The New Delhi-based Centre for Science and Environment (CSE), which released a report on packaged foods on Tuesday, found that most fast food items being sold in India have levels of salt and fat much higher than the thresholds set by India’s food regulator – the Food Safety and Standards Authority of India (FSSAI).
The Environment Monitoring Laboratory of CSE tested salt, fat, trans fats, and carbohydrates in 33 popular junk foods, which include 14 samples of chips, namkeen (snack), instant noodles and instant soup, and 19 samples of burgers, fries, fried chicken, pizza, sandwiches, and wraps – widely sold and consumed across country.
The research found that one of the packaged foods – Too Yumm Multigrain Chips – had the maximum salt content of 1 gram in a 30 gram packet, which is double a day’s allowance of salt.
Similarly, several US brands such as McDonald’s, Dominos, Pizza Hut, and Subway all violated the threshold limits for salts in their ready-to-eat products.
Indian brand Haldiram’s Classic Nut Crackers, instant noodles, and soups also showed “very high” salt content.
The research pointed out that the food industry opposed notification of draft regulation because it would expose how bad their food is.
Director General of the CSE Sunita Narain said: “Consumers have the right to know the content of the package.
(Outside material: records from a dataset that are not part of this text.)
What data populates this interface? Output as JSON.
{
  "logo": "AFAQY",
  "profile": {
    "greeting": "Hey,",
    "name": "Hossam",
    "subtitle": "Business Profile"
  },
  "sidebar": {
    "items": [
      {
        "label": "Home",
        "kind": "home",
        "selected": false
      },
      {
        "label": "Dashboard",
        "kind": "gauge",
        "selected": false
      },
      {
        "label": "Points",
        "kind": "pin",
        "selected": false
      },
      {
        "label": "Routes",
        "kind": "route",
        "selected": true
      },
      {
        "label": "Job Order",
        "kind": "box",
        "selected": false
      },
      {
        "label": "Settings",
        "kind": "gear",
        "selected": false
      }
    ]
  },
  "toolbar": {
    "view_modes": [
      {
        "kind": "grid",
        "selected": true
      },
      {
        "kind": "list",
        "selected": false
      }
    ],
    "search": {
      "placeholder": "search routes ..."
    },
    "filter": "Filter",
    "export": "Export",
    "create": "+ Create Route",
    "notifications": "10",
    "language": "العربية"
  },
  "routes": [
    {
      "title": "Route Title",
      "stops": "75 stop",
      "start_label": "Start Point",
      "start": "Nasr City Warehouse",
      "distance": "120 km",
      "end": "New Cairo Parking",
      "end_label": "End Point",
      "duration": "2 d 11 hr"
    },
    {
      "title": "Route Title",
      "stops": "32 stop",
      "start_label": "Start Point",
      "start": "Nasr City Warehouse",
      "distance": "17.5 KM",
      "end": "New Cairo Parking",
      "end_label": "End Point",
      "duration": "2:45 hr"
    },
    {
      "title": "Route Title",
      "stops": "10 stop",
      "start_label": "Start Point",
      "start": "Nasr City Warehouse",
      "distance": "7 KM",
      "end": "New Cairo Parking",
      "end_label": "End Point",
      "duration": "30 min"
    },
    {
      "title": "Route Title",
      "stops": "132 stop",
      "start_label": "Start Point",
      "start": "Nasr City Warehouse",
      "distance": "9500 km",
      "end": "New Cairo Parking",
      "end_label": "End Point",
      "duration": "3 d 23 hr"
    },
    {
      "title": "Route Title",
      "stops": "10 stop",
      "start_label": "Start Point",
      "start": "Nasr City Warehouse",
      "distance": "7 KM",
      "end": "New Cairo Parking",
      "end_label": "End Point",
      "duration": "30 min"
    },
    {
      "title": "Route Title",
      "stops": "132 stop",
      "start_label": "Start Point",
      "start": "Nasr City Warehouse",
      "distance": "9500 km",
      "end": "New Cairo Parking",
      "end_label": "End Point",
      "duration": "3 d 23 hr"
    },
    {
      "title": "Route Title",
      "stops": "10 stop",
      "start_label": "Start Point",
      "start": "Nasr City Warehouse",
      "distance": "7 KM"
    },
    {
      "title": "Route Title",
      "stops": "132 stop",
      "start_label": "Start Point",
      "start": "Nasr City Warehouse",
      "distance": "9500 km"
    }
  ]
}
But our food regulator, the FSSAI, is dragging its feet and has not notified its own draft labelling regulation. This is clearly because of pressure from the powerful food industry".
CSE researchers point out that the FSSAI’s much-diluted July 2019 draft notification includes a provision for labelling food, based on thresholds – although even this “much-diluted draft” has not been notified, they claimed.
The CSE, accusing multi-national firms of adopting dual standards for developing countries, found high levels of toxic pesticides and insecticides in soft drinks, which could cause cancer, birth defects, and damage the nervous system.
Market leaders Coca-Cola and Pepsi had almost similar concentrations of pesticide residues it said and added that the two soft drink brands sold in the US didn’t contain pesticides.
“They didn’t (contain pesticides). This only goes to show the companies were following dual standards”, the research organisation concluded.